■ REQUIREMENT:
Find and copy each line of the data that includes "this".

____ RECORD EXTRACTS

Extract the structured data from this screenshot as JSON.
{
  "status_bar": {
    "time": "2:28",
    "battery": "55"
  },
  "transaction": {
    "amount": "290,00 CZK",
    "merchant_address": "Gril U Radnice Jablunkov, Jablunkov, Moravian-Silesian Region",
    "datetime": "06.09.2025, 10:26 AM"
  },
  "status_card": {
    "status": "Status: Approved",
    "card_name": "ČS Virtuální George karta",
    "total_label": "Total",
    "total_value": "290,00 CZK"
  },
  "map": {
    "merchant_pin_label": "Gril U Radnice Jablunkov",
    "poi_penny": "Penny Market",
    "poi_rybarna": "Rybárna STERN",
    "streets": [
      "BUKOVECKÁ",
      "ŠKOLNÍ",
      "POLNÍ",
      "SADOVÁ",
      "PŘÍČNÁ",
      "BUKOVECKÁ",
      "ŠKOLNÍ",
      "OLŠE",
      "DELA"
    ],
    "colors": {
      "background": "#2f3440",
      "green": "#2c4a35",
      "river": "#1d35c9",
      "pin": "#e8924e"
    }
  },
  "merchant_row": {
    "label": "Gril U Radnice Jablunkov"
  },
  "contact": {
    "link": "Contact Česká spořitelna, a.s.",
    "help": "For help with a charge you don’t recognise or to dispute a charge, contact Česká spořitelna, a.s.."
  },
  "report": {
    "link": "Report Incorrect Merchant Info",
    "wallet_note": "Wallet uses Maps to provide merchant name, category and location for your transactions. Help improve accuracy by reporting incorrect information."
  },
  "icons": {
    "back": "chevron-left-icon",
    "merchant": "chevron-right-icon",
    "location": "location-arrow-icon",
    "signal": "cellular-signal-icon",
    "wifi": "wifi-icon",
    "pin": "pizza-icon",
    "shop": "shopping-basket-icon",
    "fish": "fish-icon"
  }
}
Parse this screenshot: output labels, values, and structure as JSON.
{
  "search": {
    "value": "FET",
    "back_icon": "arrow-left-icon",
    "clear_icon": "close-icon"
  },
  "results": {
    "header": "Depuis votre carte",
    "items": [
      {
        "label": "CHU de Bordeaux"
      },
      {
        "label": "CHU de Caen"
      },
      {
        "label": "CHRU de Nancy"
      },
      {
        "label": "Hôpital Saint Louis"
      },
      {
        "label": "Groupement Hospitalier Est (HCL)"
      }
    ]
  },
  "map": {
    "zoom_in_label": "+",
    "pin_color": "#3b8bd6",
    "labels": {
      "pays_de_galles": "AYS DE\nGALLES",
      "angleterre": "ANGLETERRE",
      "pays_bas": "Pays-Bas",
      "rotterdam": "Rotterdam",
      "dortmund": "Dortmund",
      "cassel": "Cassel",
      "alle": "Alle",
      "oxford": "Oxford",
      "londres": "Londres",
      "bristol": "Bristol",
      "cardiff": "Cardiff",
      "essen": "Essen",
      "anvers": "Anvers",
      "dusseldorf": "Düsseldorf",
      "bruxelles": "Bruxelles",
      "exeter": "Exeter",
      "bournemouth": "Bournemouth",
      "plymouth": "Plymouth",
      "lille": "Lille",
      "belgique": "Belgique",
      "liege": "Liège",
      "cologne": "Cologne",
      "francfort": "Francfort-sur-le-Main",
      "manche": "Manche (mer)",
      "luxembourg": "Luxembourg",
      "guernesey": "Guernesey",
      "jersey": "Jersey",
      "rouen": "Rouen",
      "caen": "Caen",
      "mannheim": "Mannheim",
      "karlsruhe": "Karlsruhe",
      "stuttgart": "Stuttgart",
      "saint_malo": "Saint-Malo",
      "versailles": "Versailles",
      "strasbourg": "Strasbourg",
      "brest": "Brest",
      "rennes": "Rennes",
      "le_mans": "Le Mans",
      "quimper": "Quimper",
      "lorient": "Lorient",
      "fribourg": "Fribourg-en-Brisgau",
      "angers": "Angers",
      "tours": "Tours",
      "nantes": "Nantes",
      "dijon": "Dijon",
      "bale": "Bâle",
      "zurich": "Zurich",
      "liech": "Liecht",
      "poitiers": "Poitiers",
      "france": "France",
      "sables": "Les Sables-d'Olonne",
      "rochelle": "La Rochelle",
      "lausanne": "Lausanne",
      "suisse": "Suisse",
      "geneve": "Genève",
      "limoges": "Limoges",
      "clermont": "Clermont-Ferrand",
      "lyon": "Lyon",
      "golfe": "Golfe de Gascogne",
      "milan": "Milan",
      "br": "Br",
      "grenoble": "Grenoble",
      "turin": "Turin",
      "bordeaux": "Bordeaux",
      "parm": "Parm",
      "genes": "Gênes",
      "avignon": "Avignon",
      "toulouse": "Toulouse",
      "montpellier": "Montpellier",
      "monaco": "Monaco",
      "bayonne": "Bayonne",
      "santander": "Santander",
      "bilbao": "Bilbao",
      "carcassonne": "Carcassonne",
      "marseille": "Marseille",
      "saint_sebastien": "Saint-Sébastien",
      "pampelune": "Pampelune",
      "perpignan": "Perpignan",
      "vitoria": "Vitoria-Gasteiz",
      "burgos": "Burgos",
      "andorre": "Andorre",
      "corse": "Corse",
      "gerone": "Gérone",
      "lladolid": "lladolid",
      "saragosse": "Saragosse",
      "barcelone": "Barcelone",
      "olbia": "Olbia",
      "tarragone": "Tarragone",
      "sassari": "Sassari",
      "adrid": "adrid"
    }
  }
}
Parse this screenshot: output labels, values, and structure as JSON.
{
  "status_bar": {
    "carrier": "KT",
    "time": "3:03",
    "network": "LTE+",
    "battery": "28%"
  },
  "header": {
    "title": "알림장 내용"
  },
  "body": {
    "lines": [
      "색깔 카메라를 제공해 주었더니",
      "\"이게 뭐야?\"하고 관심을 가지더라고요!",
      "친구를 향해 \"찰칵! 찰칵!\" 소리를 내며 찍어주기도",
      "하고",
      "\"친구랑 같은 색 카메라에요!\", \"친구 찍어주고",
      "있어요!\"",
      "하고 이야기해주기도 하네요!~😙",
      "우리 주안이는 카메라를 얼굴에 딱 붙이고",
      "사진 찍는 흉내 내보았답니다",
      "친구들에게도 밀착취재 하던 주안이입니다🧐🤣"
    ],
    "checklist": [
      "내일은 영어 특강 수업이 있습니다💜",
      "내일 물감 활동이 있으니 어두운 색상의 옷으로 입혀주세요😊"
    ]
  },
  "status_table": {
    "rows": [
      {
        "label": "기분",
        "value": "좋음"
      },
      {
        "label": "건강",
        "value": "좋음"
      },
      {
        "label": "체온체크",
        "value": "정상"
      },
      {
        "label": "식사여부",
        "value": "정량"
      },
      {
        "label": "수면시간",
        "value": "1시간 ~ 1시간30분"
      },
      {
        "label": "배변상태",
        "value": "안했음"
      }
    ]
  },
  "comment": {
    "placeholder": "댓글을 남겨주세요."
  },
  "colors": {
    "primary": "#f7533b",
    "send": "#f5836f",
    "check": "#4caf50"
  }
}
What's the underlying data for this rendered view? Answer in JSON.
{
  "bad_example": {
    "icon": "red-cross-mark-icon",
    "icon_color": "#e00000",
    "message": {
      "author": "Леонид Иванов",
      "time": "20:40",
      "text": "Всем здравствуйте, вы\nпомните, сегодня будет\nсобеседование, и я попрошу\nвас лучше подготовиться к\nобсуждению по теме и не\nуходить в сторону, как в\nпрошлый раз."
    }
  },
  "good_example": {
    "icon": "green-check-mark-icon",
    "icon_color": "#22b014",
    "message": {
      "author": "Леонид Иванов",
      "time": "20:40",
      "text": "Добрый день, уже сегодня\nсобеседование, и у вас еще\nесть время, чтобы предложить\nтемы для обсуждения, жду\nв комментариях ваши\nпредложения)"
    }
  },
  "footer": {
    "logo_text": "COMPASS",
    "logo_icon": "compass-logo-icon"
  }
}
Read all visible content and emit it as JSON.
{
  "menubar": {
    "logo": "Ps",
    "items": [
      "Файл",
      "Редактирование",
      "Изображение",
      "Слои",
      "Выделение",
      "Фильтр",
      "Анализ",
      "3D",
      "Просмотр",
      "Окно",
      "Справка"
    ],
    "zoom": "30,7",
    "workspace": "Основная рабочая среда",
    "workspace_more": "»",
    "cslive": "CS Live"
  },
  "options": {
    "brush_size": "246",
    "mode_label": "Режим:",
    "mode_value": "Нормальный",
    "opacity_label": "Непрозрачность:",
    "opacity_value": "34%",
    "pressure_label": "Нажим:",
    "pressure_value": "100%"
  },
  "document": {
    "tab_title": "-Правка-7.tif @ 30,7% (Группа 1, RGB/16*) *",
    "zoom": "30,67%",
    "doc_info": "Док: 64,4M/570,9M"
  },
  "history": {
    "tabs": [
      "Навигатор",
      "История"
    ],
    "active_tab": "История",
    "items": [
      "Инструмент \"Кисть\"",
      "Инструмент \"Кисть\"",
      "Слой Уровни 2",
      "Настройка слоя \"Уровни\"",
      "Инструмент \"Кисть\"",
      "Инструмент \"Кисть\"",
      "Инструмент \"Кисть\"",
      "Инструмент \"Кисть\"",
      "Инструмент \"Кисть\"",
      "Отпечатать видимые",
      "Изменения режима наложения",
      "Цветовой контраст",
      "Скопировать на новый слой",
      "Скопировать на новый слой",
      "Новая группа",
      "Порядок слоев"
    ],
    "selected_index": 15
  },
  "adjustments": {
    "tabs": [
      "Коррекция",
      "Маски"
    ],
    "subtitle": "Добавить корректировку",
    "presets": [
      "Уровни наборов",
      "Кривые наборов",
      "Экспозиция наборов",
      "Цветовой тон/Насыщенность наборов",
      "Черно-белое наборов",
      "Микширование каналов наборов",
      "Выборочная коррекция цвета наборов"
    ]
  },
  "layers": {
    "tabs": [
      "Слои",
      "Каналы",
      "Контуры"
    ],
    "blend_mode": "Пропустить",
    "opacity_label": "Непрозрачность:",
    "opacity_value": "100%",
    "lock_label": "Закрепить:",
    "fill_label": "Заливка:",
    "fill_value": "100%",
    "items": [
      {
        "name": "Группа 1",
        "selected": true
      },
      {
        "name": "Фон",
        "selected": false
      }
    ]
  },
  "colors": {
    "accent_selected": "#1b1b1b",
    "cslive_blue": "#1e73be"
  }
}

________

■ ANSWER BOX:
Extract the structured data from this screenshot as JSON.
Parse this screenshot: output labels, values, and structure as JSON.
Parse this screenshot: output labels, values, and structure as JSON.
What's the underlying data for this rendered view? Answer in JSON.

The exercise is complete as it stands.